If you’re here it’s because you’ve heard about the PESO model but aren’t exactly sure what it is (and no…it’s not some sort of Mexican financial scheme, not that “peso”).
Or you know what it is but still have some questions.
Either way, you’ve come to the right place.
Spin Sucks is the home of the PESO model.
The Creation of the PESO Model
The PESO model was created by Spin Sucks founder and CEO Gini Dietrich.
It officially launched in 2014, when Spin Sucks (the book) was published.
For several years before that, it was the process used by the agency side of Spin Sucks—Arment Dietrich.
It was something we worked with every client, but we’d never written it down or named it.
Then Gini read Traction: Get a Grip on Your Business in early 2013 and learned why service businesses must have their own unique process.
And, for branding purposes, to also have a name to go along with it.
Enter the PESO model.
It gave us something easy for clients to understand—and for us to use in training new colleagues.
At the same time we were communicating it externally, we began to build the vision for Spin Sucks (to change the perception people have of the PR industry).
That’s when we realized what we were doing internally would be effective to the industry, as a whole.
So Gini included it in the book, to teach communicators about the process and how to use it in their own integrated communications programs.
Why is this important? The PESO Model was built organically from agency work. It’s built by agencies for agencies, solopreneurs, and communications teams big and small.
It’s not a theory or an idea. It’s created around what works to drive effective, measurable, and sustainable communications programs. Programs that drive real business results.
What is The PESO Model?
The PESO model is a framework for integrated communication which takes the four media types — paid, earned, shared and owned — and merges them together.

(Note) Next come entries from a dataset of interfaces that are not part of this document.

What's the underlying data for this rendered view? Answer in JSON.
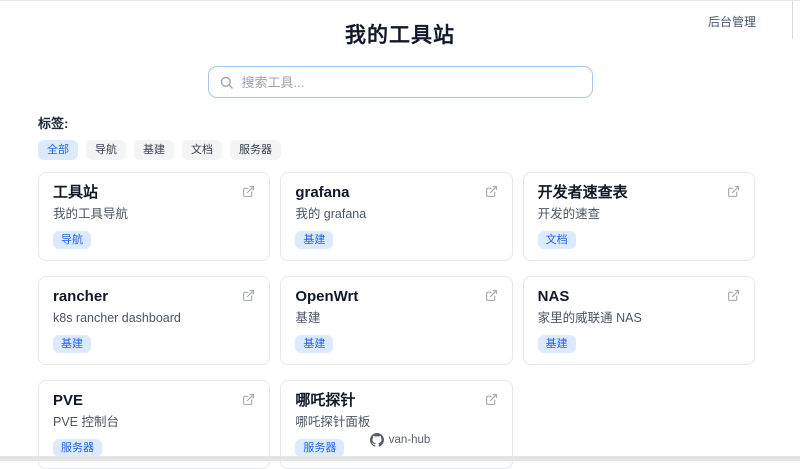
{
  "header": {
    "title": "我的工具站",
    "admin_link": "后台管理"
  },
  "search": {
    "placeholder": "搜索工具..."
  },
  "tags": {
    "label": "标签:",
    "items": [
      {
        "label": "全部",
        "active": true
      },
      {
        "label": "导航",
        "active": false
      },
      {
        "label": "基建",
        "active": false
      },
      {
        "label": "文档",
        "active": false
      },
      {
        "label": "服务器",
        "active": false
      }
    ]
  },
  "cards": [
    {
      "title": "工具站",
      "description": "我的工具导航",
      "tag": "导航"
    },
    {
      "title": "grafana",
      "description": "我的 grafana",
      "tag": "基建"
    },
    {
      "title": "开发者速查表",
      "description": "开发的速查",
      "tag": "文档"
    },
    {
      "title": "rancher",
      "description": "k8s rancher dashboard",
      "tag": "基建"
    },
    {
      "title": "OpenWrt",
      "description": "基建",
      "tag": "基建"
    },
    {
      "title": "NAS",
      "description": "家里的威联通 NAS",
      "tag": "基建"
    },
    {
      "title": "PVE",
      "description": "PVE 控制台",
      "tag": "服务器"
    },
    {
      "title": "哪吒探针",
      "description": "哪吒探针面板",
      "tag": "服务器"
    }
  ],
  "footer": {
    "label": "van-hub"
  },
  "colors": {
    "accent": "#2563eb",
    "accent_bg": "#dbeafe",
    "search_border": "#a8c4f8",
    "card_border": "#e5e7eb",
    "muted_text": "#4b5563",
    "pill_bg": "#f3f4f6"
  }
}
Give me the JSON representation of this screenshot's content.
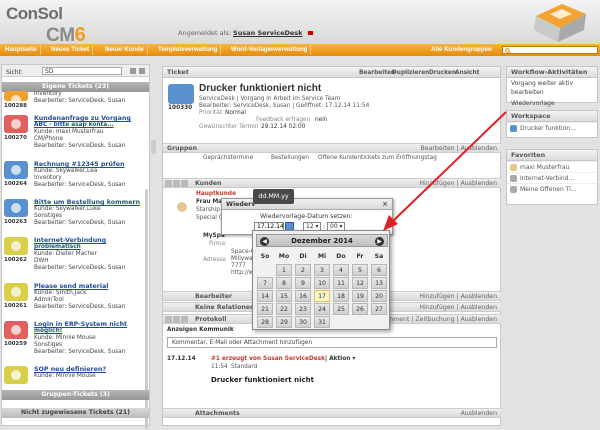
{
  "header": {
    "logo_text": "ConSol",
    "logo_cm": "CM",
    "logo_six": "6",
    "login_prefix": "Angemeldet als:",
    "login_user": "Susan ServiceDesk"
  },
  "nav": {
    "items": [
      "Hauptseite",
      "Neues Ticket",
      "Neuer Kunde",
      "Templateverwaltung",
      "Word-Vorlagenverwaltung",
      "Alle Kundengruppen"
    ]
  },
  "left": {
    "sicht_label": "Sicht:",
    "sicht_value": "SD",
    "own_tickets": "Eigene Tickets (23)",
    "group_tickets": "Gruppen-Tickets (3)",
    "unassigned": "Nicht zugewiesene Tickets (21)",
    "tickets": [
      {
        "id": "100288",
        "title": "",
        "lines": [
          "Inventory",
          "Bearbeiter: ServiceDesk, Susan"
        ],
        "color": "#f0a030"
      },
      {
        "id": "100270",
        "title": "Kundenanfrage zu Vorgang",
        "lines": [
          "ABC - bitte asap konta...",
          "Kunde: maxi Musterfrau",
          "CM/Phone",
          "Bearbeiter: ServiceDesk, Susan"
        ],
        "color": "#e06060"
      },
      {
        "id": "100264",
        "title": "Rechnung #12345 prüfen",
        "lines": [
          "Kunde: Skywalker,Lea",
          "Inventory",
          "Bearbeiter: ServiceDesk, Susan"
        ],
        "color": "#5a8fd0"
      },
      {
        "id": "100263",
        "title": "Bitte um Bestellung kommern",
        "lines": [
          "Kunde: Skywalker,Luke",
          "Sonstiges",
          "Bearbeiter: ServiceDesk, Susan"
        ],
        "color": "#5a8fd0"
      },
      {
        "id": "100262",
        "title": "Internet-Verbindung",
        "lines": [
          "problematisch",
          "Kunde: Dieter Macher",
          "DWH",
          "Bearbeiter: ServiceDesk, Susan"
        ],
        "color": "#d8d04a"
      },
      {
        "id": "100261",
        "title": "Please send material",
        "lines": [
          "Kunde: Smith,Jack",
          "AdminTool",
          "Bearbeiter: ServiceDesk, Susan"
        ],
        "color": "#d8d04a"
      },
      {
        "id": "100259",
        "title": "Login in ERP-System nicht",
        "lines": [
          "möglich!",
          "Kunde: Minnie Mouse",
          "Sonstiges",
          "Bearbeiter: ServiceDesk, Susan"
        ],
        "color": "#e06060"
      },
      {
        "id": "",
        "title": "SOP neu definieren?",
        "lines": [
          "Kunde: Minnie Mouse"
        ],
        "color": "#d8d04a"
      }
    ]
  },
  "main": {
    "panel_title": "Ticket",
    "toolbar": [
      "Bearbeiten",
      "Duplizieren",
      "Drucken",
      "Ansicht"
    ],
    "ticket_id": "100330",
    "title": "Drucker funktioniert nicht",
    "lines": [
      "ServiceDesk | Vorgang in Arbeit im Service Team",
      "Bearbeiter: ServiceDesk, Susan | Geöffnet: 17.12.14 11:54"
    ],
    "prioritaet_label": "Priorität",
    "prioritaet_value": "Normal",
    "feedback_label": "Feedback erfragen",
    "feedback_value": "nein",
    "termin_label": "Gewünschter Termin",
    "termin_value": "29.12.14 02:00",
    "gruppen": "Gruppen",
    "bearbeiten": "Bearbeiten",
    "ausblenden": "Ausblenden",
    "gruppen_values": [
      "Geprächstermine",
      "Bestellungen",
      "Offene Kundentickets zum Eröffnungstag"
    ],
    "kunden": "Kunden",
    "hinzufuegen": "Hinzufügen",
    "hauptkunde": "Hauptkunde",
    "kunde_lines": [
      "Frau Ma",
      "Starship",
      "Special C"
    ],
    "myspace_label": "MySpa",
    "firma_label": "Firma",
    "adresse_label": "Adresse",
    "addr_lines": [
      "Space-C",
      "Millyway",
      "7777",
      "http://ww"
    ],
    "bearbeiter": "Bearbeiter",
    "relationen": "Keine Relationen",
    "protokoll": "Protokoll",
    "protokoll_actions": [
      "mment",
      "Zeitbuchung",
      "Ausblenden"
    ],
    "anzeigen": "Anzeigen Kommunik",
    "comment_placeholder": "Kommentar, E-Mail oder Attachment hinzufügen",
    "entry_date": "17.12.14",
    "entry_head": "#1 erzeugt von Susan ServiceDesk",
    "entry_action": "Aktion",
    "entry_time": "11:54",
    "entry_type": "Standard",
    "entry_title": "Drucker funktioniert nicht",
    "attachments": "Attachments"
  },
  "dialog": {
    "tooltip": "dd.MM.yy",
    "title": "Wiederv",
    "prompt": "Wiedervorlage-Datum setzen:",
    "date_value": "17.12.14",
    "hour": "12",
    "minute": "00",
    "month_label": "Dezember 2014",
    "weekdays": [
      "So",
      "Mo",
      "Di",
      "Mi",
      "Do",
      "Fr",
      "Sa"
    ],
    "days": [
      [
        "",
        "1",
        "2",
        "3",
        "4",
        "5",
        "6"
      ],
      [
        "7",
        "8",
        "9",
        "10",
        "11",
        "12",
        "13"
      ],
      [
        "14",
        "15",
        "16",
        "17",
        "18",
        "19",
        "20"
      ],
      [
        "21",
        "22",
        "23",
        "24",
        "25",
        "26",
        "27"
      ],
      [
        "28",
        "29",
        "30",
        "31",
        "",
        "",
        ""
      ]
    ],
    "today": "17"
  },
  "right": {
    "workflow_title": "Workflow-Aktivitäten",
    "workflow_items": [
      "Vorgang weiter aktiv bearbeiten",
      "Wiedervorlage"
    ],
    "workspace_title": "Workspace",
    "workspace_items": [
      "Drucker funktion..."
    ],
    "favoriten_title": "Favoriten",
    "favoriten_items": [
      "maxi Musterfrau",
      "Internet-Verbind...",
      "Meine Offenen Ti..."
    ]
  }
}
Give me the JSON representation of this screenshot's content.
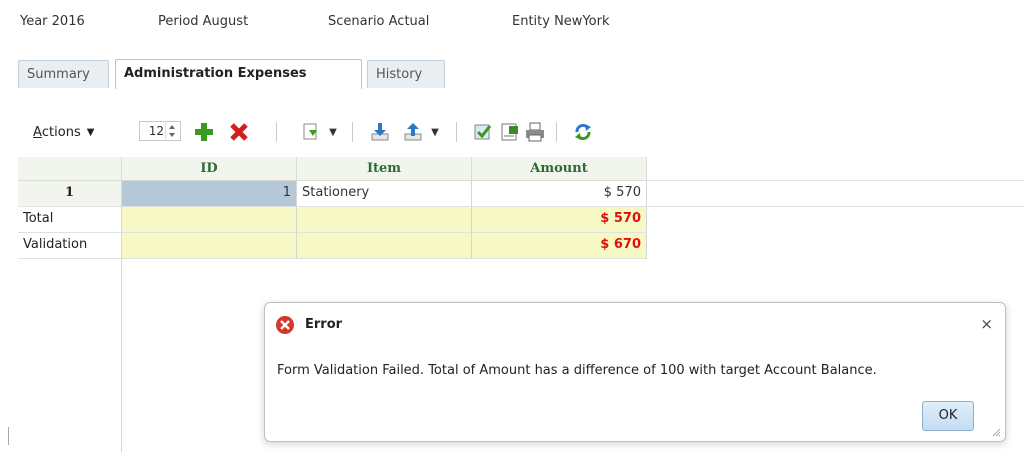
{
  "pov": {
    "year": "Year  2016",
    "period": "Period  August",
    "scenario": "Scenario  Actual",
    "entity": "Entity  NewYork"
  },
  "tabs": [
    {
      "label": "Summary",
      "active": false
    },
    {
      "label": "Administration Expenses",
      "active": true
    },
    {
      "label": "History",
      "active": false
    }
  ],
  "toolbar": {
    "actions_label_prefix": "A",
    "actions_label_rest": "ctions",
    "row_count": "12"
  },
  "grid": {
    "columns": [
      "ID",
      "Item",
      "Amount"
    ],
    "rows": [
      {
        "header": "1",
        "id": "1",
        "item": "Stationery",
        "amount": "$ 570"
      }
    ],
    "total": {
      "label": "Total",
      "amount": "$ 570"
    },
    "validation": {
      "label": "Validation",
      "amount": "$ 670"
    }
  },
  "dialog": {
    "title": "Error",
    "message": "Form Validation Failed. Total of Amount has a difference of 100 with target Account Balance.",
    "ok_label": "OK",
    "close_glyph": "×"
  },
  "colors": {
    "header_text": "#2e6b33",
    "error_red": "#e01010",
    "yellow_cell": "#f7f9c5",
    "id_cell": "#b4c8d8"
  }
}
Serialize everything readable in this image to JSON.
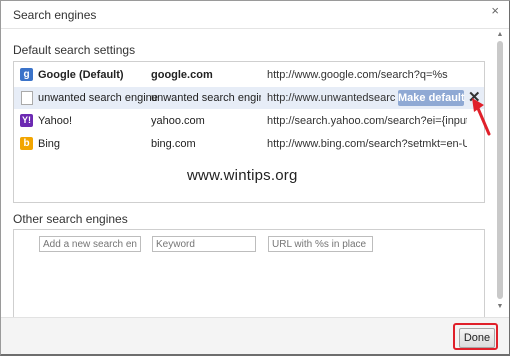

When implemented effectively it drives measurable results that directly affect business goals.
The four media types include:
- Paid Media. Paid media, in this case, doesn’t refer to big, fancy commercials and highly creative print ads. On the contrary, paid media for a PR program is social media advertising, sponsored content, and email marketing.
- Earned Media. Earned media is what you know as either publicity or media relations. It’s getting your name in print. Having a newspaper or trade publication write about you. Appearing on the noon news to talk about your product. It’s what the PR industry is typically known for, because it’s one of the few tangible things done.
- Shared Media. Shared media is also known as social media. It’s evolving as well, and continues to build beyond just marketing or customer service teams using it. Organizations have begun to use it as their main source of communications internally and externally.
- Owned Media. Owned media is otherwise known as content. It is something you own, and it lives on your website or blog. You control the messaging and tell the story in a way you want it told.
When you integrate the four media types, you may find you also have influencer engagement, partnerships, and incentive programs that extend beyond your internal walls.
And when the PESO model is working at its best, it can help you establish authority.
Authority means you’re a thought leader.
Others see you as an expert … even your competitors.
And Google links to you on the first page of results because it also sees you as an expert.
This is the golden ticket.
But how do you achieve it?
Learn why communicators must embrace the PESO Model
Watch our FREE masterclass and learn how to implement the PESO model to achieve unparalleled communications results.